┏━━
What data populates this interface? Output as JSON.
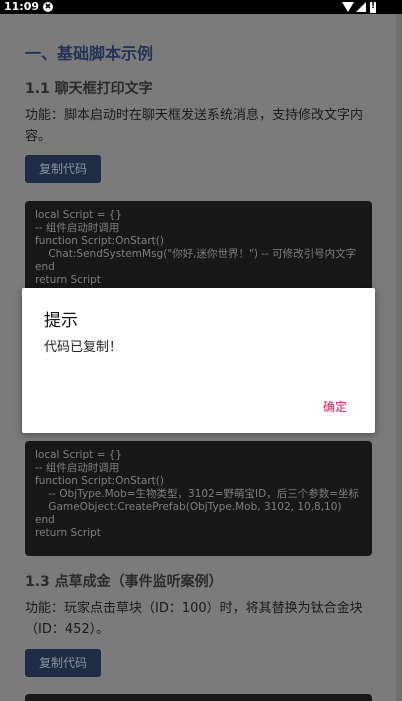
{
  "status_bar": {
    "time": "11:09",
    "notification_glyph": "✖"
  },
  "content": {
    "section_title": "一、基础脚本示例",
    "examples": [
      {
        "title": "1.1 聊天框打印文字",
        "desc": "功能：脚本启动时在聊天框发送系统消息，支持修改文字内容。",
        "copy_label": "复制代码",
        "code": "local Script = {}\n-- 组件启动时调用\nfunction Script:OnStart()\n    Chat:SendSystemMsg(\"你好,迷你世界！\") -- 可修改引号内文字\nend\nreturn Script"
      },
      {
        "title": "",
        "desc": "",
        "copy_label": "",
        "code": "local Script = {}\n-- 组件启动时调用\nfunction Script:OnStart()\n    -- ObjType.Mob=生物类型，3102=野萌宝ID，后三个参数=坐标\n    GameObject:CreatePrefab(ObjType.Mob, 3102, 10,8,10)\nend\nreturn Script"
      },
      {
        "title": "1.3 点草成金（事件监听案例）",
        "desc": "功能：玩家点击草块（ID：100）时，将其替换为钛合金块（ID：452）。",
        "copy_label": "复制代码",
        "code": ""
      }
    ]
  },
  "dialog": {
    "title": "提示",
    "message": "代码已复制！",
    "ok_label": "确定"
  },
  "colors": {
    "accent": "#d81b60",
    "button_bg": "#1f2c45",
    "heading": "#243356"
  }
}
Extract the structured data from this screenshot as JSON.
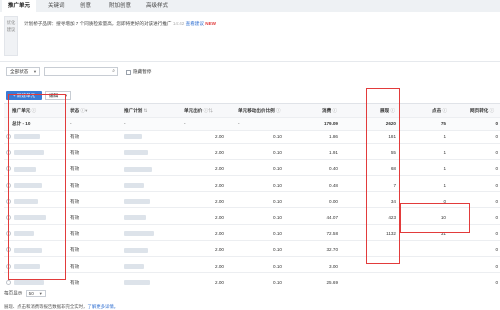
{
  "tabs": [
    {
      "label": "推广单元",
      "active": true
    },
    {
      "label": "关键词",
      "active": false
    },
    {
      "label": "创意",
      "active": false
    },
    {
      "label": "附加创意",
      "active": false
    },
    {
      "label": "高级样式",
      "active": false
    }
  ],
  "tip": {
    "side_label": "优化建议",
    "text": "计划桥子品牌：搜寻增加 7 个同质检索量高，您即将更好的对该进行推广",
    "time": "14:42",
    "link": "查看建议",
    "badge": "NEW"
  },
  "filters": {
    "status_value": "全部状态",
    "search_placeholder": "",
    "checkbox_label": "隐藏暂停"
  },
  "actions": {
    "add_label": "+ 新建单元",
    "edit_label": "编辑"
  },
  "table": {
    "headers": {
      "unit": "推广单元",
      "status": "状态",
      "plan": "推广计划",
      "bid": "单元出价",
      "ratio": "单元移动出价比例",
      "cost": "消费",
      "impressions": "展现",
      "clicks": "点击",
      "conv": "网页转化"
    },
    "total": {
      "label": "总计 - 10",
      "cost": "179.09",
      "impressions": "2620",
      "clicks": "75",
      "conv": "0"
    },
    "rows": [
      {
        "status": "有效",
        "bid": "2.00",
        "ratio": "0.10",
        "cost": "1.86",
        "impressions": "181",
        "clicks": "1",
        "conv": "0"
      },
      {
        "status": "有效",
        "bid": "2.00",
        "ratio": "0.10",
        "cost": "1.91",
        "impressions": "55",
        "clicks": "1",
        "conv": "0"
      },
      {
        "status": "有效",
        "bid": "2.00",
        "ratio": "0.10",
        "cost": "0.40",
        "impressions": "68",
        "clicks": "1",
        "conv": "0"
      },
      {
        "status": "有效",
        "bid": "2.00",
        "ratio": "0.10",
        "cost": "0.48",
        "impressions": "7",
        "clicks": "1",
        "conv": "0"
      },
      {
        "status": "有效",
        "bid": "2.00",
        "ratio": "0.10",
        "cost": "0.00",
        "impressions": "34",
        "clicks": "0",
        "conv": "0"
      },
      {
        "status": "有效",
        "bid": "2.00",
        "ratio": "0.10",
        "cost": "44.07",
        "impressions": "423",
        "clicks": "10",
        "conv": "0"
      },
      {
        "status": "有效",
        "bid": "2.00",
        "ratio": "0.10",
        "cost": "72.58",
        "impressions": "1132",
        "clicks": "31",
        "conv": "0"
      },
      {
        "status": "有效",
        "bid": "2.00",
        "ratio": "0.10",
        "cost": "32.70",
        "impressions": "",
        "clicks": "",
        "conv": "0"
      },
      {
        "status": "有效",
        "bid": "2.00",
        "ratio": "0.10",
        "cost": "3.00",
        "impressions": "",
        "clicks": "",
        "conv": "0"
      },
      {
        "status": "有效",
        "bid": "2.00",
        "ratio": "0.10",
        "cost": "25.69",
        "impressions": "",
        "clicks": "",
        "conv": "0"
      }
    ]
  },
  "pagination": {
    "label": "每页显示",
    "value": "50"
  },
  "footer_note": {
    "text": "展现、点击和消费等报告数据非完全实时，",
    "link": "了解更多详情。"
  },
  "colors": {
    "accent": "#3a7bd5",
    "highlight": "#e23b3b",
    "link": "#2f6fd1"
  }
}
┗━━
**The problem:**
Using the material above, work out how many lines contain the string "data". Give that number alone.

**Answer area:**
2